Just like the tech boom we're seeing now, I think the "everyone needs to be in college" boom will calm down somewhat. Tuition can't go up forever, and if people aren't getting an ROI they won't pay for it anymore. Being a state school grad, I've always wondered whether the Ivy League connections network you buy for your $50K+ per year is actually worth it. I know that's where all the investment bankers, big law firm partners and management consultants come from, but are you guaranteed success with a Harvard, Yale or whatever diploma? I don't think that's the case.
An even more extreme example is law school. The Bar Association basically gutted entry level law jobs, allowed offshoring, etc. all while opening new law schools and encouraging people to practice. Now, the only way to make any serious money as a lawyer is to work for a big law firm, and those firms only hire the top 10% of the class from the top 14 law schools in the country. So not only do you need to go to the best schools -- you need to be better than all your peers. Otherwise, you waste $250K+ and three years of your life...literally flushing it down the toilet, no recovery possible, etc. That's the worst ROI in education ever.

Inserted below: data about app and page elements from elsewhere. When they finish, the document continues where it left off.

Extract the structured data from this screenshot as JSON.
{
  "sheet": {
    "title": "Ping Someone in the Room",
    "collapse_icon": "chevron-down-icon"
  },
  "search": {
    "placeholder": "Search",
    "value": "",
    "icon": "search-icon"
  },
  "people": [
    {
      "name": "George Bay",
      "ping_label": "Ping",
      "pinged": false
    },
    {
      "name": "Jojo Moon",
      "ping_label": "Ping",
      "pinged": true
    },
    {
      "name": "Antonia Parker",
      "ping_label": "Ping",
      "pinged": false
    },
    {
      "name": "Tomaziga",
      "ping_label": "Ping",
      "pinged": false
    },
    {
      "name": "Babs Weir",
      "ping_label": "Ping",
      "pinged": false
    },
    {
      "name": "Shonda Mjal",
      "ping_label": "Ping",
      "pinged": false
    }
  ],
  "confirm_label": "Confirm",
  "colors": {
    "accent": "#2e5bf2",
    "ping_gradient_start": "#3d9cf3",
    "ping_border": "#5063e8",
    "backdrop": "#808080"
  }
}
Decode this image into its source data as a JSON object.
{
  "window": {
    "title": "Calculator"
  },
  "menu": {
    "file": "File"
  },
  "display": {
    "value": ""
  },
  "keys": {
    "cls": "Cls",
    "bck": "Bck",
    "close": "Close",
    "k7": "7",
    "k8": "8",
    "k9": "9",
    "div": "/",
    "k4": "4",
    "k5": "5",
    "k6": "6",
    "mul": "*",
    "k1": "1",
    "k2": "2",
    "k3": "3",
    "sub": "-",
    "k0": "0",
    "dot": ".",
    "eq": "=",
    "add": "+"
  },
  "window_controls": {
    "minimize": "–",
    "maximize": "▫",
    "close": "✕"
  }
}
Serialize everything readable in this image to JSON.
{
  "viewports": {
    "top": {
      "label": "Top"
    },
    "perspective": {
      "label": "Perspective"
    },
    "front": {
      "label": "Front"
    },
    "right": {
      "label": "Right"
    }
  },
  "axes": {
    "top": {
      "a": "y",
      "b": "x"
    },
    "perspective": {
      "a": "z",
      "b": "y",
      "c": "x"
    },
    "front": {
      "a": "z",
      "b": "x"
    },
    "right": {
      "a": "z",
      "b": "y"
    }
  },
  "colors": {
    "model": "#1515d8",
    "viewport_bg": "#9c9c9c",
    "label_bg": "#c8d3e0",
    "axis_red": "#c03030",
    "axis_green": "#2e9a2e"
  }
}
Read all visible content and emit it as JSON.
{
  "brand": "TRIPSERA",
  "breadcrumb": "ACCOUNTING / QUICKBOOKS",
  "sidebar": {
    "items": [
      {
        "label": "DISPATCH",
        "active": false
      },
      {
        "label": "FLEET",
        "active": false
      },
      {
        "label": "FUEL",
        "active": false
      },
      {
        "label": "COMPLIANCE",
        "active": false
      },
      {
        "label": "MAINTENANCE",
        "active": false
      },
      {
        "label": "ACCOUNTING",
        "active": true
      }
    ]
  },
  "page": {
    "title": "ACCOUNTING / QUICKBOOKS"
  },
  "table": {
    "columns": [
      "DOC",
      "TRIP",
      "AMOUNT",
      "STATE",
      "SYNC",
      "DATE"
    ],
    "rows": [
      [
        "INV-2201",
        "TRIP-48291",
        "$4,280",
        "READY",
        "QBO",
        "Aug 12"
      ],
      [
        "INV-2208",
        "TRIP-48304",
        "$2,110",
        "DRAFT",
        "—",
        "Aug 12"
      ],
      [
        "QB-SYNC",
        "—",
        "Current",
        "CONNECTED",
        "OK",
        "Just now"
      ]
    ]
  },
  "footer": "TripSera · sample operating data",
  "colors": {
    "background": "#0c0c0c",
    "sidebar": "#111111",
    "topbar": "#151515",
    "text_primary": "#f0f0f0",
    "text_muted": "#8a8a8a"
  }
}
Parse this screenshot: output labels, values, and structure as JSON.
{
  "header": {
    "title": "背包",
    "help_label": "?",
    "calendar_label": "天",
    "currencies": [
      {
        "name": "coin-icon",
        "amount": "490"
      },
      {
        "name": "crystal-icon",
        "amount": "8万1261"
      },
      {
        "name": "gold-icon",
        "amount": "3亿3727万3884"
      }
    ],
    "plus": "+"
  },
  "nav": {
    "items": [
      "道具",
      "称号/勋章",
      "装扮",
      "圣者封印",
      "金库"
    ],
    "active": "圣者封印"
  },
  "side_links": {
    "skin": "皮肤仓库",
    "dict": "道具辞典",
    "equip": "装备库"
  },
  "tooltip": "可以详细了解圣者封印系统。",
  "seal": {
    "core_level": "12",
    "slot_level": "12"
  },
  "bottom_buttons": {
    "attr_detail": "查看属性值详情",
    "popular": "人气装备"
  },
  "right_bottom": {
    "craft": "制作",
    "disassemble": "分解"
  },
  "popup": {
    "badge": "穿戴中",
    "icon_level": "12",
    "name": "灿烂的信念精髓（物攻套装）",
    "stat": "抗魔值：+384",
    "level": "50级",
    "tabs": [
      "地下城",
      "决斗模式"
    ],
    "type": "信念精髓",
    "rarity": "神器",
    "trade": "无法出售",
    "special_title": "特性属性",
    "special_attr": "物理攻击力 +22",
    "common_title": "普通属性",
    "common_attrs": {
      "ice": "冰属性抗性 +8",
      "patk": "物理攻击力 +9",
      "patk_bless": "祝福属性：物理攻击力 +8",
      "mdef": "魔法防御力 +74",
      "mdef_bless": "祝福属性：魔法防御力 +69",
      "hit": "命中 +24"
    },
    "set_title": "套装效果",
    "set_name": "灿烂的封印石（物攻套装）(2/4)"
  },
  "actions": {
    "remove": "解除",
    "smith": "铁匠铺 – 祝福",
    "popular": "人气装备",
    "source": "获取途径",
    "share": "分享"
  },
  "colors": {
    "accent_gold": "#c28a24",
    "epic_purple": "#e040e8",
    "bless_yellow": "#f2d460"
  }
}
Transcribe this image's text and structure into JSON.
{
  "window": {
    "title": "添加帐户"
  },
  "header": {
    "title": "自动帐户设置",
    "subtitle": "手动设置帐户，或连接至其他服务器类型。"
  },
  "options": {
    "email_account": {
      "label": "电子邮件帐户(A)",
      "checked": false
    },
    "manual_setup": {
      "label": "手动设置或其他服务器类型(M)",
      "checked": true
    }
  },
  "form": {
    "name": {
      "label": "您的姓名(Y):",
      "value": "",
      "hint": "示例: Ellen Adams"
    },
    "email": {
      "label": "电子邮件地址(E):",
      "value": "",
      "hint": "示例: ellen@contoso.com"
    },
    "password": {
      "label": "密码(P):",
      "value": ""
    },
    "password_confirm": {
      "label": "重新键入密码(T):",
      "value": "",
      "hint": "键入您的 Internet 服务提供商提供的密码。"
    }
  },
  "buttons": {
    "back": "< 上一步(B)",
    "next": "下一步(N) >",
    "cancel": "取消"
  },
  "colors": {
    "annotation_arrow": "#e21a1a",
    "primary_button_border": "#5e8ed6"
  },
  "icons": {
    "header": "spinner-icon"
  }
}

Believe it or not, trades are a good idea. They're not outsourceable, and if you live in a state with reasonably strong unions, commercial construction will provide a very stable living. Plus, apprentices get paid while learning. There's going to be a ton of steamfitters, carpenters, welders, etc. retiring, so anyone who isn't cut out for higher education should get in on it. You'll get a stable living...no six figure salaries without massive overtime, but no feast or famine either.